2 tablespoons coarsely chopped fresh parsley
1 tablespoon coarsely chopped fresh basil
2 tablespoon coarsely chopped fresh mint
½ teaspoon crushed red pepper
Juice from 2 lemons
3-4 tablespoons olive oil
Salt and freshly ground pepper to taste
Combine all ingredients in a bowl
Chill for 2 hours and serve
My favorite thing about this recipe is that I never make it the same way twice. I have used several different varieties of cucumbers, tomatoes, and onions (even using shallots before) and sometimes I slice them, chop them, or have even blended them into a dip. I have also adjusted the herbs based on what I have growing in the garden, even throwing in cilantro from time to time. When I don’t have lemons, I will use limes, oranges, tangerines, and even grapefruit. I omit the crushed red pepper if I know those who will be eating it aren’t heat fans. I have also used chipotle and ancho before just for a different flavor.

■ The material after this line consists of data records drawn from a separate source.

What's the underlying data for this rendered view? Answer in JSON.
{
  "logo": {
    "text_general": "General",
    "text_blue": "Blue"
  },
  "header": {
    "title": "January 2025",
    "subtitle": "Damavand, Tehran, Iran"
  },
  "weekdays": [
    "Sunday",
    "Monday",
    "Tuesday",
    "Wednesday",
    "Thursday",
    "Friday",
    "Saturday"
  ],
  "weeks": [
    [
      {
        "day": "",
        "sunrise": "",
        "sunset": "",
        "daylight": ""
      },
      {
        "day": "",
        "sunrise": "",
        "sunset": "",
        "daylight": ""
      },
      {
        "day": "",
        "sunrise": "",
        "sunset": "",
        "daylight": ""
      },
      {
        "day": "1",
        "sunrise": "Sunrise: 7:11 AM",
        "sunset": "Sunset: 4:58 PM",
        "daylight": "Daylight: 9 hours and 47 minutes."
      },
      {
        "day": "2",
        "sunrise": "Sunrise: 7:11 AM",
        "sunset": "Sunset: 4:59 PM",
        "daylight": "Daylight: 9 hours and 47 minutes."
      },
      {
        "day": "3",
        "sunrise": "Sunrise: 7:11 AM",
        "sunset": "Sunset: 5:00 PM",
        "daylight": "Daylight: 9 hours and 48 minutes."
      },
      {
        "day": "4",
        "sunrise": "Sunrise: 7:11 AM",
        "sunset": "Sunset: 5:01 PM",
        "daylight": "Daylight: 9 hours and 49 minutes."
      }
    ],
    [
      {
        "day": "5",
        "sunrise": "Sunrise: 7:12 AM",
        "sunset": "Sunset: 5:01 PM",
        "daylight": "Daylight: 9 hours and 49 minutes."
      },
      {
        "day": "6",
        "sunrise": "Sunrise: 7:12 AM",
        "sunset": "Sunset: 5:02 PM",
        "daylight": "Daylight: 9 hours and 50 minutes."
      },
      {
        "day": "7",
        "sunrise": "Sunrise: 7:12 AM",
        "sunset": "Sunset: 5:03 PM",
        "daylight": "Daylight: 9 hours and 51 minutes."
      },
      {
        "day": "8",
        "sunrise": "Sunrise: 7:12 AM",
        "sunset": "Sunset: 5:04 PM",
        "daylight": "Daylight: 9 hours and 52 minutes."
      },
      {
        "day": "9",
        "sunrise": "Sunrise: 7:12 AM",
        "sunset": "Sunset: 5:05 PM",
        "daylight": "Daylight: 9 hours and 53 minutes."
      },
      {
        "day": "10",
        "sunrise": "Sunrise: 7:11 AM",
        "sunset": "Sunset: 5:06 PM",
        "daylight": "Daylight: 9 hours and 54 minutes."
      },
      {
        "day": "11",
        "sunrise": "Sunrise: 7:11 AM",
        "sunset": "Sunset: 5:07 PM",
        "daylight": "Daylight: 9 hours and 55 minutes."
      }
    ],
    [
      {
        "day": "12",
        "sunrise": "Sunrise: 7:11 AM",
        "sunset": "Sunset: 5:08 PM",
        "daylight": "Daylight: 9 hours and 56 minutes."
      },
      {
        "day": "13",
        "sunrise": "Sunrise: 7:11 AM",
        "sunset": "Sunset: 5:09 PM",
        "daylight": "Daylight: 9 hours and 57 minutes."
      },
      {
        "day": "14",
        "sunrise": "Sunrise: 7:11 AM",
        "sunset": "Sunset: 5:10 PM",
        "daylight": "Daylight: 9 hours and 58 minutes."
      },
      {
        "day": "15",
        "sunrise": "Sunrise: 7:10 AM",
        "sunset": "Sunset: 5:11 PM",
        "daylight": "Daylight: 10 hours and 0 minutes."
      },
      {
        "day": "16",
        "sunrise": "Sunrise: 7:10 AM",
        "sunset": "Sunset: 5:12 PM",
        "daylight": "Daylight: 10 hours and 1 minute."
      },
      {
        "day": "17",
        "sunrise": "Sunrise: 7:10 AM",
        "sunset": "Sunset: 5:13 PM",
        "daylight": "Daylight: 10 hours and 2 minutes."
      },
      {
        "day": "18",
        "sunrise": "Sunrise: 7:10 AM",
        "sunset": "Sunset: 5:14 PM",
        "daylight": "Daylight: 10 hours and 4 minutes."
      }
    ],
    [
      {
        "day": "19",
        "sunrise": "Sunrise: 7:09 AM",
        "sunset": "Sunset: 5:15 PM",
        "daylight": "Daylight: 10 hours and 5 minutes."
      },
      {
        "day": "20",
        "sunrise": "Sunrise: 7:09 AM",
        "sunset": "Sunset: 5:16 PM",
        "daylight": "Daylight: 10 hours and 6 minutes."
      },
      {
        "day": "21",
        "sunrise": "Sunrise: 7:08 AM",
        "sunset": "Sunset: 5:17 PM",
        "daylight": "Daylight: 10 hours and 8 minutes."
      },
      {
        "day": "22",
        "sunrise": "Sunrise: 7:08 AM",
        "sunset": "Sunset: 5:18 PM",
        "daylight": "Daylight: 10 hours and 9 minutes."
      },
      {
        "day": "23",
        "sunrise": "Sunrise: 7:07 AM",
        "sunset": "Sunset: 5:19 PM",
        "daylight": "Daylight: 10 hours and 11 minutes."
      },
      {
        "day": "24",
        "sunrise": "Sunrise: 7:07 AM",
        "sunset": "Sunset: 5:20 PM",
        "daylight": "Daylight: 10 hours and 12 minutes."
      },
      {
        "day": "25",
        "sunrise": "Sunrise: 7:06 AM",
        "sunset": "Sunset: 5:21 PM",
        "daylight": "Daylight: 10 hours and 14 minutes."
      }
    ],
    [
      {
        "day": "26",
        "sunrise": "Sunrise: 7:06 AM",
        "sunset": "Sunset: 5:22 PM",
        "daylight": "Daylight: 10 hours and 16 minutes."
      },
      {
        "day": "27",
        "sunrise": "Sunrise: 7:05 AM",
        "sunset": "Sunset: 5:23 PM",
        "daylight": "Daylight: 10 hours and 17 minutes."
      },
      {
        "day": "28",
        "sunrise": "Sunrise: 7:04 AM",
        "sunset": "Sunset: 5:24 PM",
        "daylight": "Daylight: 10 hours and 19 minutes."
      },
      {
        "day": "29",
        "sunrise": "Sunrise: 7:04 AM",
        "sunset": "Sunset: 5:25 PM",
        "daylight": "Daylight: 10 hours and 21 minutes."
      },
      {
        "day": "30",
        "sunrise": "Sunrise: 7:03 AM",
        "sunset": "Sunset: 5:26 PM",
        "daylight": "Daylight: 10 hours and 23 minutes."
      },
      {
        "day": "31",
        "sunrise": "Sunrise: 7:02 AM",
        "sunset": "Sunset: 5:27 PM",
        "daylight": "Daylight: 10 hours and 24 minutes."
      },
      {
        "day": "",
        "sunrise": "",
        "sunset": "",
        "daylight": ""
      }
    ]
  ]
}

If I want to add a Greek flair I throw in some feta and black olives and use red onion instead of white. The only things I keep the same in this recipe are that I always use cucumbers, tomatoes, mint, fresh citrus juice, olive oil, and salt and pepper. The rest, well that’s up to you to mix and match. So let your cucumber creativity flow! And if you have a couple slices left over feel free to place them on your eyes and relax for a spell…maybe while the salad chills in the fridge.
Whether you are keeping your cat on its toes, creating a viney maze in your garden, or using cucumbers in the kitchen or your home spa, enjoy all the many benefits they have to offer. Easy to grow and even easier to enjoy, cucumbers are a wonderful addition in your planting plots and your cooking pots. So take care, my friends, stay cool, and grow on!
Apeda Agri Exchange. Agriculture & Processes Food Products export Development Authority. Ministry of Commerce & Industry, Government of India. http://agriexchange.apeda.gov.in/home.aspx
Browning, S. February, 2014. University of Nebraska-Lincoln Extension Lancaster County. Cucumbers – 2014 The Year of Cucumber. http://lancaster.unl.edu/hort/articles/2014/Cucumber.shtml
ChooseMyPlate.gov. US Department of agriculture. https://www.choosemyplate.gov/
Currais, A., et al. January 27, 2014. Aging Cell. Modulation of p25 and inflammatory pathways by fisetin maintains cognitive function in Alzheimer’s disease transgenic mice. Natural plant compound prevents Alzheimer’s disease in mice. Salk News. http://www.salk.edu/news-release/natural-plant-compound-prevents-alzheimers-disease-in-mice/
Natural resource Conservation Services. 2017. US Department of Agriculture. Plants Database. https://plants.usda.gov/java/
University of Illinois Extension. 2017. University of Illinois at Urbana-Champaign. Cucumber. https://extension.illinois.edu/veggies/cucumber.cfm